As reported by Pando Daily, a source with knowledge of the matter claims an agreement between Apple and Path is "essentially a done deal." The publication cites one person currently working for Apple in unnamed engineering department.
Interestingly, the source says Apple is looking to keep Path intact following the rumored buyout, a tactic that strays from the company's usual M&A tactics. Save for the recent acquisition of Beats, Apple usually performs so-called "acquihires," or purchases made for talent, not a brand name. The publication speculates that Path may make its way into iOS Messages.
Path, which has been frequently featured in the iOS App Store, is not unlike a mobile-only version of Facebook. Users can share photos, videos, audio messages, and thoughts with their friends, who can reply with fine-grained emotions — friends can express shock at a post, for instance, or "love" rather than simply "liking" the content. In addition, Path users can simultaneously share "moments" with their other social networks, putting Path at the middle of their social sharing endeavors.
The company has also recently spun off its in-app messaging feature as a standalone app called Path Talk, which competes with "over the top" messenger apps like WhatsApp and Kik.
Pando Daily also points out that Path cofounder Dave Morin was seen sitting in the front row at Flint Center for Tuesday's iPhone 6 keynote. Apple saves those seats for high-ranking executives and special guests. For example, during the presentation, Jony Ive was seen sitting with design superstar and new Apple employee Marc Newson.
Pricing went unmentioned, but the struggling social networking firm's recent round of funding reportedly clocked in at a sub-$400 million valuation, much less than a rumored $500 million valuation sought by executives. Further, Path is not a high-ranking title in the iOS App Store and currently sits below the top-1,000 downloaded apps.

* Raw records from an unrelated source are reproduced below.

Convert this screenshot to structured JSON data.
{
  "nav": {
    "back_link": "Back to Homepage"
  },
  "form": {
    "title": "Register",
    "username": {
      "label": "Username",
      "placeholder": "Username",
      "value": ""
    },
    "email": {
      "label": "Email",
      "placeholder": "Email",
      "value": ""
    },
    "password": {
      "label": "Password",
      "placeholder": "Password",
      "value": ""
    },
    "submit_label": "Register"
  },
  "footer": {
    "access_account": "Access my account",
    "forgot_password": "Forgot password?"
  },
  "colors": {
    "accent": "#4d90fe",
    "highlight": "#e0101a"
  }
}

Aside from being one of the less popular social networking services, Path had a few missteps that drew scrutiny from governmental regulatory agencies and even Apple itself. In 2012, the firm was dinged for uploading users' address books without permission, claiming the automated action was meant to more easily find other friends using the app. The issue snowballed into a U.S. Federal Trade Commission investigation, which was ultimately settled for $800,000 in early 2013.